Romania’s forest’s are being chopped down at the alarming rate of three hectares per hour, according to a study published on Tuesday by the environmental organisation Greenpeace.
“The government has to take urgent measures to protect the forests as the country lost more than 280,000 hectares of forest in the last ten years, including virgin forests”, the group said.
Since the collapse of Romania’s Communist regime back in 1990, many mountains have been almost stripped of vegetation – the desolate scenery bearing witness to the impact that illegal chopping is having on Romania’s natural resources.
The country has around 6.4 million hectares of forest and 120,000 people employed in the forestry sector.
Before 1990, all of Romania’s forests were state-owned. A new law on retrocession was enforced, so at the end of 2010 the state owned only 66.3 per cent of the country’s forests. The ratio has since gone down further to 52.2 per cent.

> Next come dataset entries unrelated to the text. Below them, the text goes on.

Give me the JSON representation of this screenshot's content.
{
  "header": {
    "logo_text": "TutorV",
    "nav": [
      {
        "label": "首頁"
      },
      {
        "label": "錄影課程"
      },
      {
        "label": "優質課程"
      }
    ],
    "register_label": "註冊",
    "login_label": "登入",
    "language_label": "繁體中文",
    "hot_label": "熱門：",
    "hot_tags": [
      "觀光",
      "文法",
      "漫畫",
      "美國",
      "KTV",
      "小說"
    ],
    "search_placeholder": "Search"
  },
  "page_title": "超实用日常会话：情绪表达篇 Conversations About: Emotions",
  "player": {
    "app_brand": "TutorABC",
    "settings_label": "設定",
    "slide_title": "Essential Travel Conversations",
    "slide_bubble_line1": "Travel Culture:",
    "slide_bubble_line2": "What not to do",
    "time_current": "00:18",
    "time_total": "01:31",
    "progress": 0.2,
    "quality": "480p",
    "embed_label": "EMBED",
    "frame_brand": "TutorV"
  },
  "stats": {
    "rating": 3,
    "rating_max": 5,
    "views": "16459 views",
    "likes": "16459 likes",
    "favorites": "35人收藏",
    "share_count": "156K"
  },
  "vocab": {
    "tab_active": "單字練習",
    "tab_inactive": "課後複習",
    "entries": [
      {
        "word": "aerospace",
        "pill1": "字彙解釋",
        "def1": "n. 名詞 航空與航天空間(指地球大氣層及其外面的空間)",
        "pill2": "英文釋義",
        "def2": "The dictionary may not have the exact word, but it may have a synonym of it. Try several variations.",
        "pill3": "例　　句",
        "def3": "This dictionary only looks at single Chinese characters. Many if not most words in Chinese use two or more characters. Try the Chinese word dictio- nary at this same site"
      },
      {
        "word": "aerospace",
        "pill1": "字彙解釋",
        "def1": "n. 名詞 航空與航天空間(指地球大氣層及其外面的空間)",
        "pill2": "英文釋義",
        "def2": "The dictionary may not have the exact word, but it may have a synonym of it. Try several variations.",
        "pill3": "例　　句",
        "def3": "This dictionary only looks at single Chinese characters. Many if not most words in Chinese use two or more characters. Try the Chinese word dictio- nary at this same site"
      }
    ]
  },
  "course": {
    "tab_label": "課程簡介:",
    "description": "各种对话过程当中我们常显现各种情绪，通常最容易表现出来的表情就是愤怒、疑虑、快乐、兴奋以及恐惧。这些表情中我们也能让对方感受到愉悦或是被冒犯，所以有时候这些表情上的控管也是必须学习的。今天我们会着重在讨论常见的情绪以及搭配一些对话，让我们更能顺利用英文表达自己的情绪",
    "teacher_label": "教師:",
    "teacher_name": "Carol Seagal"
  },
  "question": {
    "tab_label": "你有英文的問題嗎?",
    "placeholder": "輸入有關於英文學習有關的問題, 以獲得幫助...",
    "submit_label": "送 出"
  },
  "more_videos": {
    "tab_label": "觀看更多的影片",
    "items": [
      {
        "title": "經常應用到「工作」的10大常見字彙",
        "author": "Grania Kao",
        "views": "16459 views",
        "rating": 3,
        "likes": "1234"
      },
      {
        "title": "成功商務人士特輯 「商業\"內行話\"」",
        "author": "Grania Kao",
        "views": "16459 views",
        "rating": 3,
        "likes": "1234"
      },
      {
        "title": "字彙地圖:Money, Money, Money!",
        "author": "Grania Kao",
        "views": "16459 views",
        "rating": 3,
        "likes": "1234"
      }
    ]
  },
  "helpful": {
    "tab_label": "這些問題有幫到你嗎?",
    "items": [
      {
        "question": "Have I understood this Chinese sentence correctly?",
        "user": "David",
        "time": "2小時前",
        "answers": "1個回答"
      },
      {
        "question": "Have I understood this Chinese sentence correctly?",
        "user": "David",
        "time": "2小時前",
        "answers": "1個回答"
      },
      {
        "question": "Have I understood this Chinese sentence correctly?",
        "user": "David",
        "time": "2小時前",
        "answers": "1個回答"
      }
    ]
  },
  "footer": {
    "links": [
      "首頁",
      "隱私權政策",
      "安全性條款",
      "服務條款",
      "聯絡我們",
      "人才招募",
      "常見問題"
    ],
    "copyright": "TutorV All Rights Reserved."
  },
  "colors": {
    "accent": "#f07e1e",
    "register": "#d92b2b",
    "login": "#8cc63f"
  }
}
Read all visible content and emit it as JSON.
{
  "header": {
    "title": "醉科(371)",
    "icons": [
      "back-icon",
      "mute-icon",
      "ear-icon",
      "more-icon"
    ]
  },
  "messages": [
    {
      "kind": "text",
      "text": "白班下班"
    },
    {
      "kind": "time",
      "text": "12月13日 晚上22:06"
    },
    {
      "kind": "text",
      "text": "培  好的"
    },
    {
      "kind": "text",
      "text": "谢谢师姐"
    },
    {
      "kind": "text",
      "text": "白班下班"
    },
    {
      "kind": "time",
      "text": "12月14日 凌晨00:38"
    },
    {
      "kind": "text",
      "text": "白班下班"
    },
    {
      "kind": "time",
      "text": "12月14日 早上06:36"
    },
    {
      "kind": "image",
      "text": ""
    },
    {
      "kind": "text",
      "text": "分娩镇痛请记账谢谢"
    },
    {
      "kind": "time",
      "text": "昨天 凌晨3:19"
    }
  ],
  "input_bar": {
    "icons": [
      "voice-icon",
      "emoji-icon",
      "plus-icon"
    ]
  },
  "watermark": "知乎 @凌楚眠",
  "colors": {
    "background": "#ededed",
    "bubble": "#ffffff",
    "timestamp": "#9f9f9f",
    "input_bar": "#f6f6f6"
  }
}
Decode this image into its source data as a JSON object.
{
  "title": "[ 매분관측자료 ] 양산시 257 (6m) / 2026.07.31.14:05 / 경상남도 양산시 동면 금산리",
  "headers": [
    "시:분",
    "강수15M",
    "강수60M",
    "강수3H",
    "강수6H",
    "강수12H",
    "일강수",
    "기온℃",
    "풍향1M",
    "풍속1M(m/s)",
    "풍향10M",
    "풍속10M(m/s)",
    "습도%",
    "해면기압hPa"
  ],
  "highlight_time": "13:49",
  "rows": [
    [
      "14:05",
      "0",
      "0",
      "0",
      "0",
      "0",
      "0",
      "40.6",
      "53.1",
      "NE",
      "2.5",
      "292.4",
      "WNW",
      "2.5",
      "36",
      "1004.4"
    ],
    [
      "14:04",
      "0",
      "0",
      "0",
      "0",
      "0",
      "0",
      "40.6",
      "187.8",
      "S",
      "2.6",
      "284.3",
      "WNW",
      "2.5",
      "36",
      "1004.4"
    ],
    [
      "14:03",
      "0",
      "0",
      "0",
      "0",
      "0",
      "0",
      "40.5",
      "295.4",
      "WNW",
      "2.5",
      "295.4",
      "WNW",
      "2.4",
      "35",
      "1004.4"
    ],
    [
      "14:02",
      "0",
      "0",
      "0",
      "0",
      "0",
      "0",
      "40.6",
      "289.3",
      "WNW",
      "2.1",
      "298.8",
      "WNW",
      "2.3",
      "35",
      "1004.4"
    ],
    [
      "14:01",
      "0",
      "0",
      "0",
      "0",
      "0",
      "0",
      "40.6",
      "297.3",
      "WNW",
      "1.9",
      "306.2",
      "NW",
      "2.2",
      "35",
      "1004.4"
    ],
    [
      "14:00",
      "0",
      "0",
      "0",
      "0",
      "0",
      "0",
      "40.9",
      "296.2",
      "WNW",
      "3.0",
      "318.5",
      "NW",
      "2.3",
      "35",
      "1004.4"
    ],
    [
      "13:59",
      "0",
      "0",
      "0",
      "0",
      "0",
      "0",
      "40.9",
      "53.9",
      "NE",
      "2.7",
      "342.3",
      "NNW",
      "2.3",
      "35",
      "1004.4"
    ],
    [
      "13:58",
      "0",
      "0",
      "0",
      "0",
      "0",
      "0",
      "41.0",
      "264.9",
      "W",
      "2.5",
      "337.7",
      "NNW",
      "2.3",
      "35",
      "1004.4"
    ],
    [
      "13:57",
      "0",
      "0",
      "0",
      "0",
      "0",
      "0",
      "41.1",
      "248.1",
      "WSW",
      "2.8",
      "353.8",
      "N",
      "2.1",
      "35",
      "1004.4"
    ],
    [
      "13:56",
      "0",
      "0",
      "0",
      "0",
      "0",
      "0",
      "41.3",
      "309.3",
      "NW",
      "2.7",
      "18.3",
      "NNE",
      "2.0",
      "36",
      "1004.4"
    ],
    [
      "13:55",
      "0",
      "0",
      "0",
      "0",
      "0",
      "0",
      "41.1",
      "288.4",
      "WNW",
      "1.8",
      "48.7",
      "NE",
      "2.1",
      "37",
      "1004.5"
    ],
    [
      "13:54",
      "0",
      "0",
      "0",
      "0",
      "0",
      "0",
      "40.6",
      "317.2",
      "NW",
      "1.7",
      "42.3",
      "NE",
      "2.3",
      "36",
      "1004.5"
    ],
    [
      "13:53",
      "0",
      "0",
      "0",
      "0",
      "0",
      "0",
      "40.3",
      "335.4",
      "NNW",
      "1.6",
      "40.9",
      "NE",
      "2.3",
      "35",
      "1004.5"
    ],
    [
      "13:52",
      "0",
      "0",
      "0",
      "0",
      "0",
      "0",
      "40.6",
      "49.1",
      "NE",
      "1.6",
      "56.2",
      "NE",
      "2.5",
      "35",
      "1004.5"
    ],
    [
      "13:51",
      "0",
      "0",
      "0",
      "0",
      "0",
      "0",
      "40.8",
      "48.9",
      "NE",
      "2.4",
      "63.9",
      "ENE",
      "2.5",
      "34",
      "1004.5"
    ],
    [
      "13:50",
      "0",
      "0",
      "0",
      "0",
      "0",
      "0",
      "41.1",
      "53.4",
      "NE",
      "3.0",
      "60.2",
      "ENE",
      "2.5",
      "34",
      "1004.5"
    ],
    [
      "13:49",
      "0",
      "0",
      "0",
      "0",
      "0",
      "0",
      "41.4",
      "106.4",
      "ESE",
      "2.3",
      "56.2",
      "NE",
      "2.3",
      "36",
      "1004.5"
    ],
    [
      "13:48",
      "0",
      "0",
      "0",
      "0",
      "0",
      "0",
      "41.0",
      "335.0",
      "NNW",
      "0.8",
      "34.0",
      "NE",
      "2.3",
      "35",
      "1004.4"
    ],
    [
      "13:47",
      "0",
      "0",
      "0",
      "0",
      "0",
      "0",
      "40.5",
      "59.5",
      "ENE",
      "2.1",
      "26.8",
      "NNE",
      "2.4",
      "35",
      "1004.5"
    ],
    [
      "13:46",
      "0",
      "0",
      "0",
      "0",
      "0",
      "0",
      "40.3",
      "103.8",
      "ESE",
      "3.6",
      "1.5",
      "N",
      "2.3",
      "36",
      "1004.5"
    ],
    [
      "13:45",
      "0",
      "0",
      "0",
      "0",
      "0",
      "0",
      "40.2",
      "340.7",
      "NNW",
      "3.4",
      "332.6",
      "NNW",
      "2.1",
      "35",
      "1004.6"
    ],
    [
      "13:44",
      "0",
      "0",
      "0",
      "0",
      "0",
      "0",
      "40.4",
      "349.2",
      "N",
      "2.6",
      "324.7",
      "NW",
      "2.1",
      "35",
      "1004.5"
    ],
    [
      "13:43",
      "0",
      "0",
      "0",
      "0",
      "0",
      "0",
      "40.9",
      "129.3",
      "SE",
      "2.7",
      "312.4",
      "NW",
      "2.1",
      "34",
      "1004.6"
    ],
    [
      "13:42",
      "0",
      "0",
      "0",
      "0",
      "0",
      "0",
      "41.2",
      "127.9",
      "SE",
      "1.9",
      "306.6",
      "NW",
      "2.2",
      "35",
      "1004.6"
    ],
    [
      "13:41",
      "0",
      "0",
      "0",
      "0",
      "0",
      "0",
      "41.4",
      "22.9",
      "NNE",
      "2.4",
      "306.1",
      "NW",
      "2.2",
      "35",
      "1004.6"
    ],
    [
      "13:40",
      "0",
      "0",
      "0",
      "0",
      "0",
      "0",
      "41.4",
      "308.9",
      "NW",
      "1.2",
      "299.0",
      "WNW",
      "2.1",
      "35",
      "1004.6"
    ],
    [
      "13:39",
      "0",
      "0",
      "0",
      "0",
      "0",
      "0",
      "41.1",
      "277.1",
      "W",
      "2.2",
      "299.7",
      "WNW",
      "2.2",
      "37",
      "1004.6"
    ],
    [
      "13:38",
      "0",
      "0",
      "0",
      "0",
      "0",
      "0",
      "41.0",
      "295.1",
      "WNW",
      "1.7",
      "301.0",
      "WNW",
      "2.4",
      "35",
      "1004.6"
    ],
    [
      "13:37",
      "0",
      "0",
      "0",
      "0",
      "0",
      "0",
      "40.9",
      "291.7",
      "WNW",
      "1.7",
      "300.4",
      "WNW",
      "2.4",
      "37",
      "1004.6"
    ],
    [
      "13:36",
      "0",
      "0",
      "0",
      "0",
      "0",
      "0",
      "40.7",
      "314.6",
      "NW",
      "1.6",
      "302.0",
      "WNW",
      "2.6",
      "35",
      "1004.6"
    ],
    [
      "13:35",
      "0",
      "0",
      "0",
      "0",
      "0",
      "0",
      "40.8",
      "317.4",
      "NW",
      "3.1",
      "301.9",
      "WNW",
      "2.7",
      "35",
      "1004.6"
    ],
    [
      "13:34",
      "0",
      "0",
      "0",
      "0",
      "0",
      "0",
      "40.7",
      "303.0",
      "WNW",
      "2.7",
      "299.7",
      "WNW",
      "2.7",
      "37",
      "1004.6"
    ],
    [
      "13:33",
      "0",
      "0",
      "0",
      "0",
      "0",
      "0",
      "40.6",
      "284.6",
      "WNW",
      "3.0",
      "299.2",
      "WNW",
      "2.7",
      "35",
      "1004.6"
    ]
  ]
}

While the authorities admit illegal logging is a problem, they maintain that they are working hard to curb it and even boast of some successes.
Official statistics claim illegal logging has declined in recent years, and the government registered over 30,000 cases of illegal logging between 2009 and 2011 alone.
Worryingly, although strictly protected by law, Romania’s virgin forests have also been damaged by illegal logging.
Romania still has large unspoilt forests. It is home to about 65 per cent of the virgin forests still remaining in Europe, outside of Russia.
They are mainly situated in the mountainous Carpathian region, but only 20 per cent of these old forests are actually protected by law by being included in national parks.
While the law says all virgin forest should be included in national and nature parks, in reality this is not the case.
Partly this is because much of this forestry is situated in inaccessible valleys or on high mountains slopes which aren’t included in the parks.
Support from outside the country has come from the heir to the British throne, the Prince of Wales, who has warned that Romania could end up with huge barren areas like the Highlands of Scotland or like parts of Canada that were also once covered by forest.
The forests of Romania are the last reserve of some of the rarest mammals in Europe, such as as the brown bear, the lynx and the wolf.